In Health and Inequality in Standup Comedy: Stories That Challenge Stigma, Sean M. Viña explores the power of open conversations in reducing stigma. Using standup comedy as a lens, the book delves into the experiences of ninety-nine diverse comedians, revealing how they disclose their stigmas in public and what prevents some from having open conversations. The author argues that the scope of stigma resistance is defined by the prejudice of those who stigmatize, making it an unequal endeavor that requires structural change to truly make a difference. Through the voices of these comedians, Health and Inequality in Standup Comedy challenges us to reconceptualize our approach to fighting stigma and discrimination and highlights the importance of implementing policies that decrease segregation. A compelling and eye-opening read for anyone interested in understanding the power of social contact through the unequal, standup comedy world.
Sean M. Viña is assistant professor of sociology at the University of the Incarnate Word in San Antonio.

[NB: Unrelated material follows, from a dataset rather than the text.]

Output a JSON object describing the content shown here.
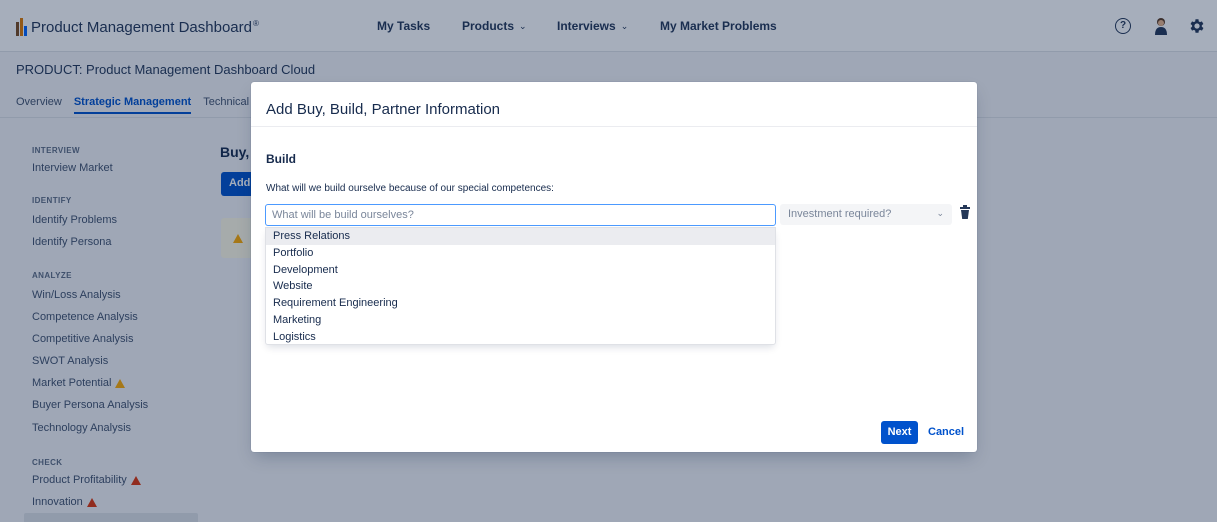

Chapter 1: Why Use Standup to Understand Stigma and Inequality?
Chapter 2: Invisible Stigma from Least to Most Taboo
Chapter 3: Visible Stigmas That Define What Others See

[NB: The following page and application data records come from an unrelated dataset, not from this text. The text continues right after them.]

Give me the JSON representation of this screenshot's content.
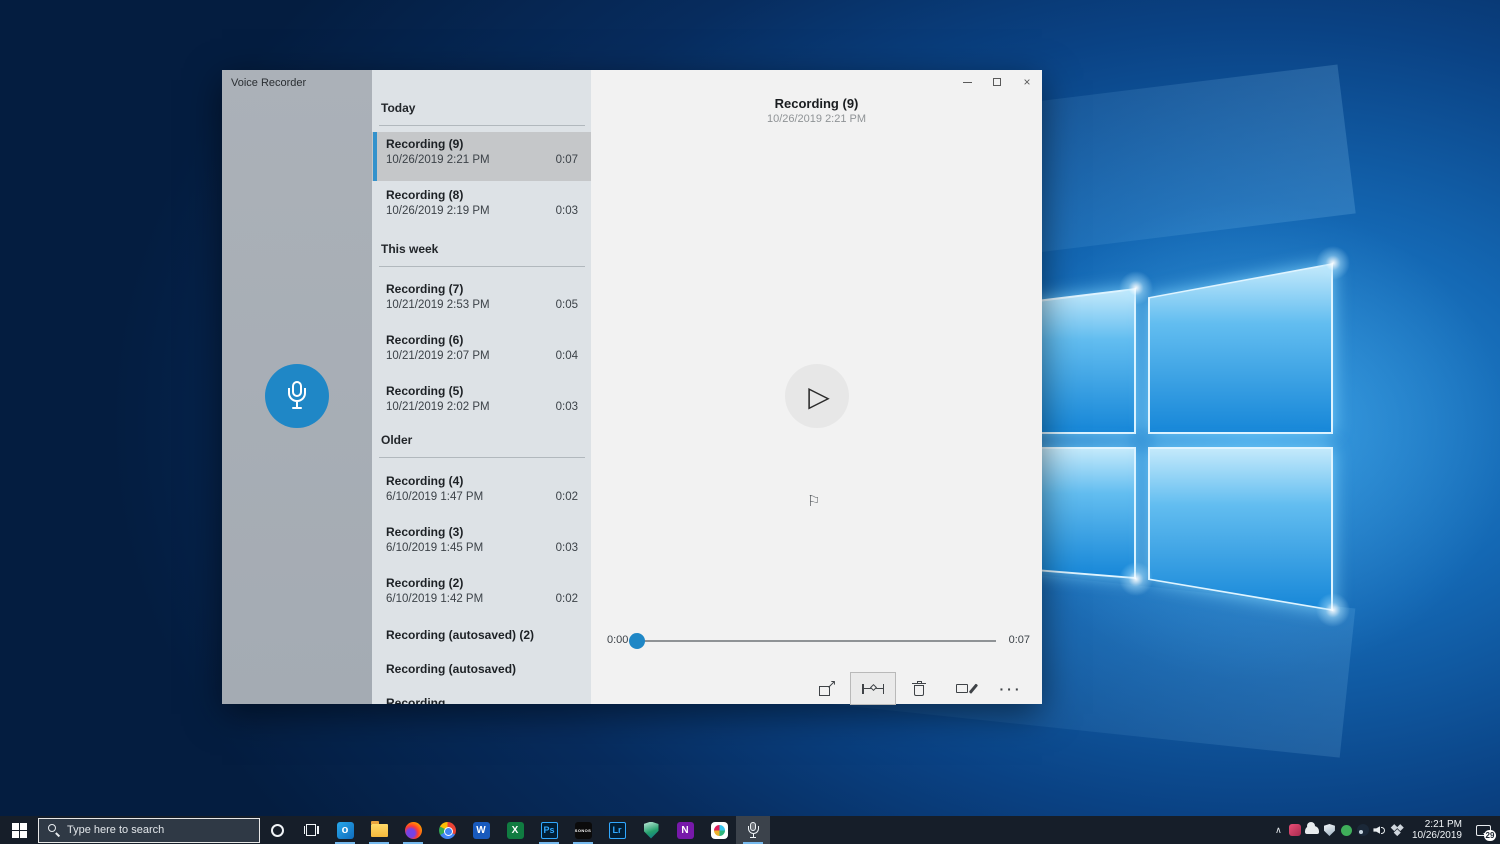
{
  "window": {
    "title": "Voice Recorder",
    "controls": {
      "minimize": "minimize",
      "maximize": "maximize",
      "close": "close"
    }
  },
  "recordings": {
    "sections": [
      {
        "header": "Today",
        "items": [
          {
            "title": "Recording (9)",
            "date": "10/26/2019 2:21 PM",
            "duration": "0:07",
            "selected": true
          },
          {
            "title": "Recording (8)",
            "date": "10/26/2019 2:19 PM",
            "duration": "0:03"
          }
        ]
      },
      {
        "header": "This week",
        "items": [
          {
            "title": "Recording (7)",
            "date": "10/21/2019 2:53 PM",
            "duration": "0:05"
          },
          {
            "title": "Recording (6)",
            "date": "10/21/2019 2:07 PM",
            "duration": "0:04"
          },
          {
            "title": "Recording (5)",
            "date": "10/21/2019 2:02 PM",
            "duration": "0:03"
          }
        ]
      },
      {
        "header": "Older",
        "items": [
          {
            "title": "Recording (4)",
            "date": "6/10/2019 1:47 PM",
            "duration": "0:02"
          },
          {
            "title": "Recording (3)",
            "date": "6/10/2019 1:45 PM",
            "duration": "0:03"
          },
          {
            "title": "Recording (2)",
            "date": "6/10/2019 1:42 PM",
            "duration": "0:02"
          },
          {
            "title": "Recording (autosaved) (2)"
          },
          {
            "title": "Recording (autosaved)"
          },
          {
            "title": "Recording"
          }
        ]
      }
    ]
  },
  "player": {
    "title": "Recording (9)",
    "subtitle": "10/26/2019 2:21 PM",
    "elapsed": "0:00",
    "total": "0:07",
    "accent_color": "#1f87c6",
    "icons": [
      "play-icon",
      "flag-icon"
    ]
  },
  "toolbar": {
    "icons": [
      "share-icon",
      "trim-icon",
      "delete-icon",
      "rename-icon",
      "see-more-icon"
    ],
    "more_label": "• • •"
  },
  "taskbar": {
    "search_placeholder": "Type here to search",
    "apps": [
      {
        "name": "outlook",
        "letter": "o"
      },
      {
        "name": "file-explorer"
      },
      {
        "name": "firefox"
      },
      {
        "name": "chrome"
      },
      {
        "name": "word",
        "letter": "W"
      },
      {
        "name": "excel",
        "letter": "X"
      },
      {
        "name": "photoshop",
        "letter": "Ps"
      },
      {
        "name": "sonos",
        "label": "SONOS"
      },
      {
        "name": "lightroom",
        "letter": "Lr"
      },
      {
        "name": "antivirus-shield"
      },
      {
        "name": "onenote",
        "letter": "N"
      },
      {
        "name": "slack"
      },
      {
        "name": "voice-recorder",
        "active": true
      }
    ],
    "tray_icons": [
      "hidden-icons-chevron",
      "password-manager",
      "onedrive",
      "defender",
      "green-status-app",
      "steam",
      "volume",
      "dropbox"
    ],
    "clock": {
      "time": "2:21 PM",
      "date": "10/26/2019"
    },
    "notification_badge": "29"
  },
  "wallpaper": {
    "theme": "windows-10-hero",
    "base_color": "#0a4284"
  }
}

Chapter 4: Testing Social Boundaries
Chapter 5: Tactics to Manage Stigma
Chapter 6: Context Matters: Black and Latino Lives
Chapter 7: Cultivated Outcomes
Chapter 8: The Structure and Culture of Comedy
Chapter 9: Lost Opportunities to Cope and Heal
Conclusion: Lessons Learned
Appendix A: Questionnaire
Appendix B: Supporting Table
About the Author
This volume deals directly with trauma, stigma, and mental health through the lens of comic shticks. In interviews with various standup comedians, Viña deftly probes the pain and suffering of people who use comedy as a means of coping, healing, and dealing with personal crises. He looks at the stigmatization of social problems and social deviance, delving into how some comedy aims at embracing embarrassment or testing social boundaries as part of a risible routine. This work suggests that comedy can enhance stigma reduction. Though not arguing that comedy is a panacea, Viña holds out for its ability to foster empathy. Unfortunately, almost everything becomes a visible or an invisible stigma, from rape to childbearing to homosexual rejection to cancer. Any potentially shameful status seems to invite obscenities as a means of breaking taboos and transcending disgrace. Yet, Viña's sociological approach provides a compelling narrative tenor, collecting and telling poignant stories that form the backdrop of anguished, awkward, and heartbreaking performances, drawing, as Charlie Chaplin would summon, a laugh and a tear. Recommended. Advanced undergraduates through faculty; professionals.
"Comedy is often the edge of social change. Sean M. Viña's new book explores this frontier with a focus on how comedy can heal, but it doesn't heal equally. It's qualitative sociology at its finest and an outstanding contribution to how we understand the art of stand up and the way it changes the performers and audience."
"Comedy has always aimed at the very heart of society’s most powerful but often brushed-aside inequities. But through the voices of those who have faced contemporary prejudice and discrimination, Viña reveals how comedians with stigmatized experiences cast a sharp eye on the social norms that continue to rob individuals of their true value. For anyone who thinks that stigma has dissipated, listening and feeling the discomfort of difference is essential."